I can’t imagine which fight the judges were watching last night as two titans of the Welterweight Division met in the first great MMA matchup of 2016. Robbie Lawler met Carlos Condit for the UFC Championship in Las Vegas for a long-waited battle headlining UFC 195. While it was an extremely competitive bout, the outcome seemed apparent until the judges ruling was announced. I was speechless as “Ruthless Robbie” retained his title on a split-decision, despite being out-landed at a 3-1 ratio during their five-round brawl.
Condit was dominant from the first bell using lateral movement and strikes thrown from every angle imaginable. Regardless of the fact that the champion was coming forward, the challenger continued controlling the pace of the fight throughout.
The pace of a fight is not necessarily set by the perceived aggressor, but by a fighter’s “effective” aggressiveness. Robbie merely chased Carlos, while Condit peppered him with kicks and punches as he circled, piling-up points. The combatant controlling the fight is the fighter who determines when, where and how engagements occur - not necessarily the one coming forward. This is a frequent misconception held by casual observers - and obviously some judges.
Boxing is essentially judged upon three criteria: effective aggressiveness (punches/strikes landed), defense, and ring generalship. MMA has added elements like take-downs, floor control and submissions, but - except for one scramble - none of that came into play in this fight. It was a standup fight resembling a Muay Thai bout. It was all about striking.

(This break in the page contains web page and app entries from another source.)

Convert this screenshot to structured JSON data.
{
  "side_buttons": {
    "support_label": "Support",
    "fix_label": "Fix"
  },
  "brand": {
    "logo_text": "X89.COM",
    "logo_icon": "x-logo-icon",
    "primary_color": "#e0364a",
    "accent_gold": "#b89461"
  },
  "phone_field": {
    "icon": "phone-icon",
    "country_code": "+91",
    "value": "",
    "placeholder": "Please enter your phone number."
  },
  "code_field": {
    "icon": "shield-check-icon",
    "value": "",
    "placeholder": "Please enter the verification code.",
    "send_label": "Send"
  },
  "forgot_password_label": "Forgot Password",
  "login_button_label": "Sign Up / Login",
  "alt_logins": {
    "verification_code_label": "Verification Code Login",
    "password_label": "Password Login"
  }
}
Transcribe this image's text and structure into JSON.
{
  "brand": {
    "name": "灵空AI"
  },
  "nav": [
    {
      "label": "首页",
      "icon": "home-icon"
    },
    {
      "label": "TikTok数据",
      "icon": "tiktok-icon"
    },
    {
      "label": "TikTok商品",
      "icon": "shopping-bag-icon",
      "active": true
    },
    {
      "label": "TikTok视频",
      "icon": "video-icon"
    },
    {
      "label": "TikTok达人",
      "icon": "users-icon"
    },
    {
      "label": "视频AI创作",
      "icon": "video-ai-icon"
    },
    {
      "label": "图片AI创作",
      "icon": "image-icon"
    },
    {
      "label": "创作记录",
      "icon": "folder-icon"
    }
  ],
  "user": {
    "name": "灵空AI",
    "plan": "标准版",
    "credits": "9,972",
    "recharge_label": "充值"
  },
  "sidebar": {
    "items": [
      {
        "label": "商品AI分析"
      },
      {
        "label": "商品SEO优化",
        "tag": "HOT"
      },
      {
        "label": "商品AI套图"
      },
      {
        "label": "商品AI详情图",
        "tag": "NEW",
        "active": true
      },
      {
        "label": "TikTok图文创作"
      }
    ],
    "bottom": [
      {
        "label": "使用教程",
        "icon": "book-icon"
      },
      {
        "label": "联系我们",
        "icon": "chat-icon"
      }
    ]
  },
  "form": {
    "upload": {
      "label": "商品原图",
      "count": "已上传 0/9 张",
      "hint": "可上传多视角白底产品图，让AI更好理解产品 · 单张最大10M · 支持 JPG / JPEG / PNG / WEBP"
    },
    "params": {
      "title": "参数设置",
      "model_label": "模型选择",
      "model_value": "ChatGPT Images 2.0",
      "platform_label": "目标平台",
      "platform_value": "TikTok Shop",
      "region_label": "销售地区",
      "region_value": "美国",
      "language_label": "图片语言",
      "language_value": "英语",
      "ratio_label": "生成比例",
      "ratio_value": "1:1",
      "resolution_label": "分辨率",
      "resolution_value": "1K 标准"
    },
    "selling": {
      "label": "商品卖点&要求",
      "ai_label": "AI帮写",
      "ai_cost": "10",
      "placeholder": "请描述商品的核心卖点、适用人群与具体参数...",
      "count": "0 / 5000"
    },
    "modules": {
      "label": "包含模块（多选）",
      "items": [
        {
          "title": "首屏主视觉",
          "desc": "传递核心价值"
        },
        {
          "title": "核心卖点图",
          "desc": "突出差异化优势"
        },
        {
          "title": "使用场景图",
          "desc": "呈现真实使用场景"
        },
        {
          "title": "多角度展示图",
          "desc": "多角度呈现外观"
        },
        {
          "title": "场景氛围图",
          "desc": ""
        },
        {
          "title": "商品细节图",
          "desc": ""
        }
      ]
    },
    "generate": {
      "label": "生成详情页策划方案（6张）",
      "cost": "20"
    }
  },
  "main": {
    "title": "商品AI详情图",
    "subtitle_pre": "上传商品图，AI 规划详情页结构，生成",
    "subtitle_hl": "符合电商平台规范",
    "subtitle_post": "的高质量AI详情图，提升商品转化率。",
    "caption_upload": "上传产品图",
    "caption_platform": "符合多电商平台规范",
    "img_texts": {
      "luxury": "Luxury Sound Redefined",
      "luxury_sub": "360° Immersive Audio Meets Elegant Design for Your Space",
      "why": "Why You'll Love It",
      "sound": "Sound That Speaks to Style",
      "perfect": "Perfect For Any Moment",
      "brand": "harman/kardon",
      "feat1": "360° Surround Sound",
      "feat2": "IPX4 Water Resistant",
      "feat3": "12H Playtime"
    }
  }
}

By the end of the fourth round, Carlos Condit had easily taken three rounds. Lawyer indisputably won round two with a knockdown and dominant punching. Rounds one and four were Condit’s by virtue of an overwhelming ratio of strikes and superb defense. Round three was a close one, but “The Natural Born Killer” won it by being the busier fighter. Even though Lawler stunned Condit in the last 90 seconds of the final round, Condit dominated the first three and a half minutes with sharp combinations. Since Conduit was no more hurt in round five than Lawler was in the first, it could only be ruled an even round for Lawler, at best. I had the fight 3-1-1 for Condit, but could understand giving Lawler two rounds.
There is sometimes a rationalization among judges that a fighter who is out-struck can redeem himself/herself by landing the “harder punches.” This is a practice that should be shunned. Nobody except the participants can determine the power of a punch unless there is a knockout, a knockdown, or if one of the fighters is obviously staggered. There are no pressure pads attached to the contestants which can scientifically measure the foot-pounds of energy generated by the punches. Since no such technology exists, this subjective evaluation should be banished from combat sports, and judges who employ it as an excuse for incompetent judging should be run out of the fight game. Subjectivity is already too influential.
Still, hats off to Robbie Lawler, who - thanking the stars for a split-decision gift from the Gods - proclaimed that there were two winners last night, and suggested they “do it again.” I couldn’t agree more. But next time let’s get some objective judges.
Other essays and articles by Charles Long can be found
in the boxing and MMA sections of Convicted Artist. He is the author of “Adventures in the Scream Trade - Scenes from an
Operatic Life,” available from Amazon and Barnes &
"Adventures in the Scream Trade - Scenes from an
Operatic Life" available for preview on iTunes